You see in Nebraska, back when State Standards first came out, Fourth Grade was one of the few years that students were assessed. And by assessed I don’t mean just one test….. ALL THE STANDARDS WERE ASSESSED IN FOURTH GRADE! Mrs. Freeman met the challenge head on and dug into the standards, breaking them apart, putting them back together, aligning them with her curriculum, and then curriculum mapping to make sure she was preparing students for what they were going to face. She knew they were counting on her. She knew they needed her best effort, so she gave it all she had and more. Not for herself, but for the kids.
As we grew closer as colleagues, she began to ask me about some of the “stuff” I was doing in First Grade. She had seen some of the “stuff” and thought it might be something she would like to “try”. She came in and watched. She had me come and teach a lesson to her class so she could see things implemented at her level. She asked questions. She tried new things, and WHY?
Remember, Mrs. Freeman had been teaching longer than I had been alive! And she wanted to learn. She wanted to be more. She wanted more for her kids. She wanted to give the best at all times. She was one of the most progressive, non-complaining, do what’s best for kids teacher I have had the privilege to work with.
Was she the best all the time… Probably not. But when she didn’t think she had done her best she didn’t settle. She dug deep and worked harder. Every child learned.
She truly was and modeled… Every Child. Every Day. Find A Way!
Get What You Model…
So how does that lead to me… How? That is where I learned the attitude of, “Give It All, All the Time!”
I learned from Mrs. Freeman that the attitude and excitement and work ethic you model for your students will be what you get back from kids.
If you want students to turn work in on time… Get papers graded and back on time.
If you want them to be excited about school… Be PUMPED as they walk in the room. Each moment of everyday.
If you want kids to respect you…. Respect their lives, in and out of school. Respect their time. Respect who they are not who we wish they would be. Respect is earned not demanded, both ways.
If you want kids to trust you… Make mistakes something normal, something that happens to you. Say sorry when you need to. Say, “I don’t know the answer to that.” if you don’t. Make yourself human and a team with them not “I am the TEACHER!”
If you want kids to love your room…. Love your room! Love your job! Be excited. Be enthusiastic. Make them believe what you have to teach them is FAR from routine. Love being at school, so they love coming!
And most of all…
If you want kids to care about your subject matter….. You need to care about their subject matter. Not their grades. Not their assignment. Not their test scores. Not their homework. You need to care about the things that matter to them. You need to make a connection……..
I have a student this year that is SUPER quiet. I mean NEVER talks in anything but a whisper.
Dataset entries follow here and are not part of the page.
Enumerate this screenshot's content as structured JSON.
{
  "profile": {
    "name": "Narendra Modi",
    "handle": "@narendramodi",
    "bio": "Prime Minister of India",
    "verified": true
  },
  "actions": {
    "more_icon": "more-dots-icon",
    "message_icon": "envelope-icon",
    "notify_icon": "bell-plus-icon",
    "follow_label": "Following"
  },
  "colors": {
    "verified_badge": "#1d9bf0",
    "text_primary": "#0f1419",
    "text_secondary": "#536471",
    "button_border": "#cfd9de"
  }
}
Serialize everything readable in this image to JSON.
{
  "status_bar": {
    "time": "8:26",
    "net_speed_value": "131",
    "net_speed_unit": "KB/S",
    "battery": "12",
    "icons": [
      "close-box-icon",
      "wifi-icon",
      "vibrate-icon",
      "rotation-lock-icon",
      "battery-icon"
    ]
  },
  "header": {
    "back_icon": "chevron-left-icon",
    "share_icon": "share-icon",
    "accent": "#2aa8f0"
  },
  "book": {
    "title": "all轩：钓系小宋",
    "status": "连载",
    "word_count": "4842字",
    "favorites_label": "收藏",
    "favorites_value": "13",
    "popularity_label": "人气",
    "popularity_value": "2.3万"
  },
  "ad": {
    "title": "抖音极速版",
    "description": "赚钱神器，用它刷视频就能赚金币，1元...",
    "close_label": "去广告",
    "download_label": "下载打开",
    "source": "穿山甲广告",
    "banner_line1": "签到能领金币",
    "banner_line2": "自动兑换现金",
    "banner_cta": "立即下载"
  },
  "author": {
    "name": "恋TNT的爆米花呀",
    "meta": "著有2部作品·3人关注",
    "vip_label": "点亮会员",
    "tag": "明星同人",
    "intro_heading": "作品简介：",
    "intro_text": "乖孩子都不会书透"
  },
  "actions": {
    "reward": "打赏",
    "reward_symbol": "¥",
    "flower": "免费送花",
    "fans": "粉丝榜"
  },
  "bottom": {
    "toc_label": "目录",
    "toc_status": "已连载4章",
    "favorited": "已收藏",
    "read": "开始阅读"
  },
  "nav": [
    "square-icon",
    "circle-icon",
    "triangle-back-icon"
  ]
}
I made it my goal to connect with this student.
One day this student had a question in math… As I approached this student to answer the question I got down on her level next to her and said, “Before I answer your question you have to answer a question for me.” She looked at me very cautiously and whispers, “Okay?’ I then asked the student what her favorite food was. She looked at me like I was a crazy teacher and answers, “Spaghetti.” I proceed say, “Guess what? I can’t stand spaghetti!” She says in her tiny whisper, “That’s funny. Everyone loves spaghetti!” From that moment on whenever the announcements say we are having spaghetti she yells, “You aren’t eating today are you Mrs. Smith!” and I reply back, “You got it girlfriend! I can’t stand that stuff!”
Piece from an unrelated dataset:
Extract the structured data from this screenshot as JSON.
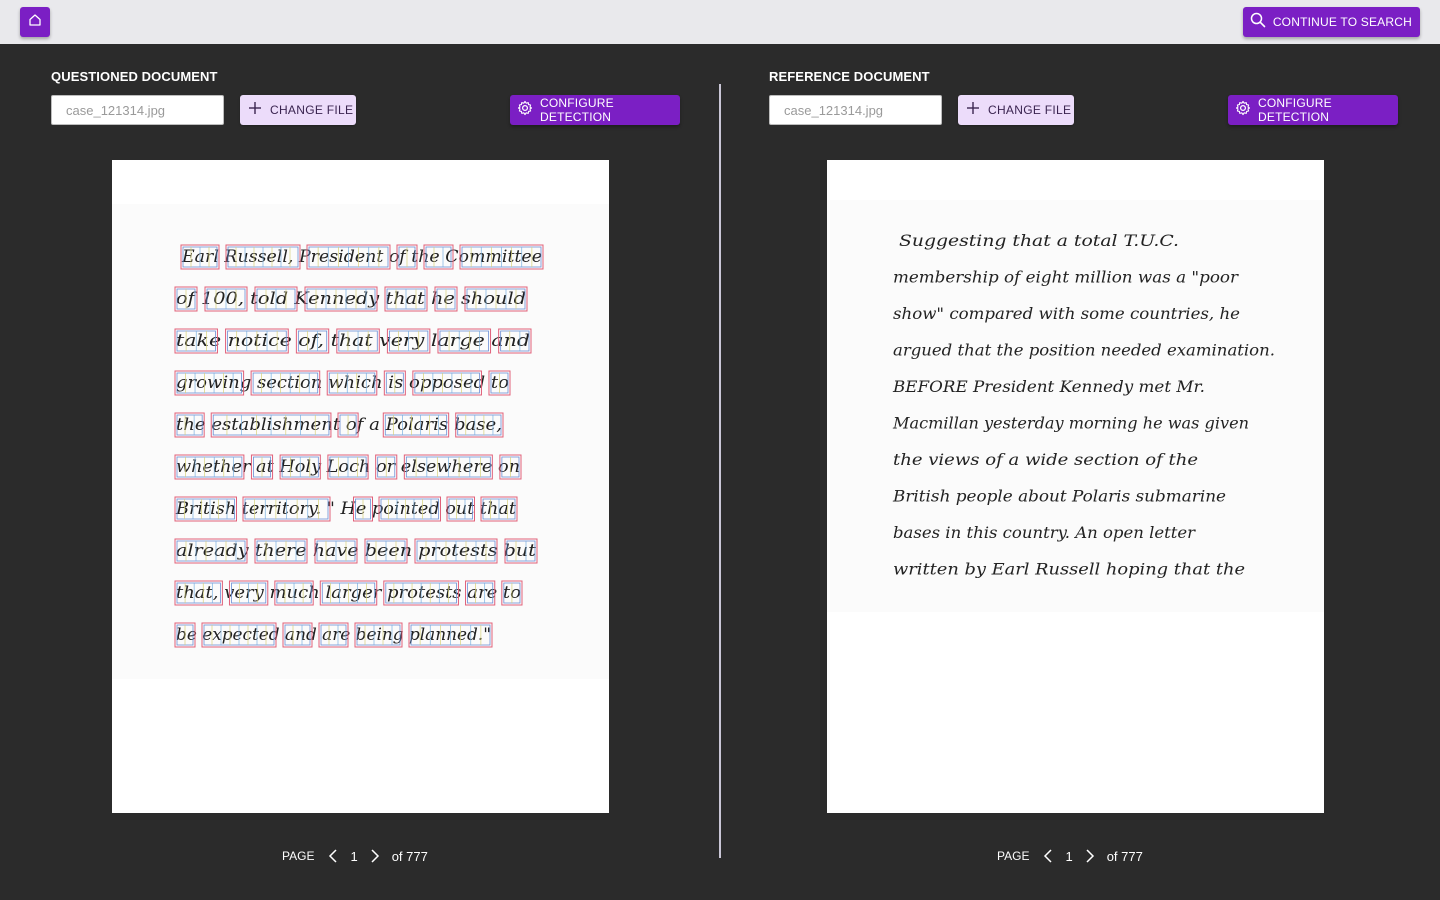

One moment… Not even a minute and a connection was made. She found out I cared more than that question. More than that assignment. I wanted to know her! She mattered and I cared!
Back to Mrs. Freeman… I thank her for modeling what I needed! I thank her for showing kids that she cared enough to face the tough parts of teaching, so in turn the kids dug in and faced the hard parts of school. I thank her for showing me that you have to care.
Because sometimes all it takes is an extreme dislike of spaghetti to let a student know…. Every student. Every day. Find a way!